When to Replace Forklift Attachments

Forklift safety means evaluating all aspects of the machine on a daily or per-use basis, including forklift forks and attachments. Productivity only happens when your material handling equipment is in safe working condition.

Federal law (OSHA Standards 29 CFR 1910.178) instructs that forklift forks used around-the-clock must be inspected on a per-operation basis. Failing to address fork damage can lead to lost product, injury, and fines.

We’ve outlined a few telltale signs that you need to replace your forklift forks.

Load marking

One of the easiest ways to tell you need to replace your forks is by the load marker. Forklift forks have load guideline markings. If the markings are no longer legible, they must be replaced.

Fork tip damage

The tips of forks are susceptible to damage that may not be noticeably visible without proper inspection. Normal wear is expected, but fork tips need to be replaced if they have endured excessive wear.

Uneven forks

Standard forks are all built at a 90-degree angle. If the forklift surfaces are uneven or bent from load wear on the blade, the forks will need to be replaced. Fork height should be relatively symmetrical as well. Anything beyond 1.25 – 2 inches is an indicator that the fork should be replaced.

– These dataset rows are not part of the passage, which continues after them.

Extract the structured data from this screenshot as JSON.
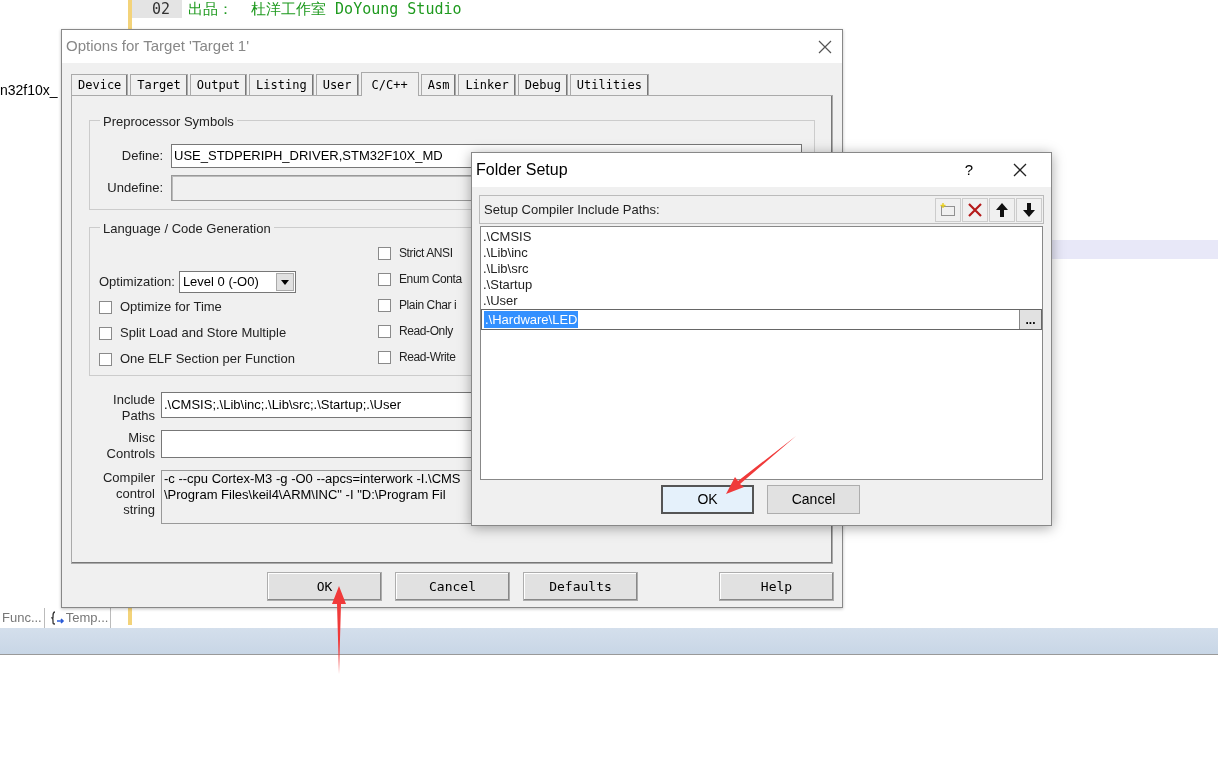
{
  "editor": {
    "lines": [
      {
        "number": "02",
        "text": "出品：  杜洋工作室 DoYoung Studio"
      }
    ],
    "side_text": "n32f10x_",
    "bottom_tabs": [
      {
        "label": "Func...",
        "kind": "plain"
      },
      {
        "label": "Temp...",
        "kind": "template"
      }
    ]
  },
  "options_dialog": {
    "title": "Options for Target 'Target 1'",
    "tabs": [
      {
        "label": "Device",
        "selected": false
      },
      {
        "label": "Target",
        "selected": false
      },
      {
        "label": "Output",
        "selected": false
      },
      {
        "label": "Listing",
        "selected": false
      },
      {
        "label": "User",
        "selected": false
      },
      {
        "label": "C/C++",
        "selected": true
      },
      {
        "label": "Asm",
        "selected": false
      },
      {
        "label": "Linker",
        "selected": false
      },
      {
        "label": "Debug",
        "selected": false
      },
      {
        "label": "Utilities",
        "selected": false
      }
    ],
    "preprocessor": {
      "title": "Preprocessor Symbols",
      "define": {
        "label": "Define:",
        "value": "USE_STDPERIPH_DRIVER,STM32F10X_MD"
      },
      "undefine": {
        "label": "Undefine:"
      }
    },
    "language": {
      "title": "Language / Code Generation",
      "optimization": {
        "label": "Optimization:",
        "value": "Level 0 (-O0)"
      },
      "left_options": [
        {
          "label": "Optimize for Time",
          "checked": false
        },
        {
          "label": "Split Load and Store Multiple",
          "checked": false
        },
        {
          "label": "One ELF Section per Function",
          "checked": false
        }
      ],
      "right_options": [
        {
          "label": "Strict ANSI",
          "checked": false
        },
        {
          "label": "Enum Conta",
          "checked": false
        },
        {
          "label": "Plain Char i",
          "checked": false
        },
        {
          "label": "Read-Only",
          "checked": false
        },
        {
          "label": "Read-Write",
          "checked": false
        }
      ]
    },
    "include_paths": {
      "label": "Include Paths",
      "value": ".\\CMSIS;.\\Lib\\inc;.\\Lib\\src;.\\Startup;.\\User"
    },
    "misc_controls": {
      "label": "Misc Controls"
    },
    "compiler_string": {
      "label": "Compiler control string",
      "lines": [
        "-c --cpu Cortex-M3 -g -O0 --apcs=interwork -I.\\CMS",
        "\\Program Files\\keil4\\ARM\\INC\" -I \"D:\\Program Fil"
      ]
    },
    "buttons": [
      "OK",
      "Cancel",
      "Defaults",
      "Help"
    ]
  },
  "folder_dialog": {
    "title": "Folder Setup",
    "help": "?",
    "header": "Setup Compiler Include Paths:",
    "paths": [
      {
        "text": ".\\CMSIS",
        "editing": false
      },
      {
        "text": ".\\Lib\\inc",
        "editing": false
      },
      {
        "text": ".\\Lib\\src",
        "editing": false
      },
      {
        "text": ".\\Startup",
        "editing": false
      },
      {
        "text": ".\\User",
        "editing": false
      },
      {
        "text": ".\\Hardware\\LED",
        "editing": true
      }
    ],
    "browse": "...",
    "buttons": [
      {
        "label": "OK",
        "focused": true
      },
      {
        "label": "Cancel",
        "focused": false
      }
    ]
  }
}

Fork fractures

Even the smallest cracks and fractures can be enough to put your forklift forks out of commission because they typically don’t stay small. Fractures occur when the forks are overloaded and cause them to weaken over time. If you notice a fork fracture of any size, it’s time to replace it.

Fork thickness

Over time, fork thickness diminishes with normal wear and tear. However, if a fork is less than 10 percent of its original thickness, it will need to be replaced.

Fork hook damage

Wear, damage, and cracks on the fork hooks may occur over time. Retire and replace the forks if the distance between the fork and fork carrier is noticeable.

Positioning lock

The fork positioning lock must be in working order at all times. Any defect in the positioning lock can potentially cause serious safety issues, as the result may be forks separating from the machine.


If you are unsure of whether or not a fork defect is enough to take it out of operation, play it safe. Don’t operate any forklift that you feel is a safety hazard.

The Forklift Pro thoroughly inspects each piece of material handling equipment that enters our warehouse. You can always rest assured that our used forklifts and material handling equipment accessories are in prime condition and ready to put to work.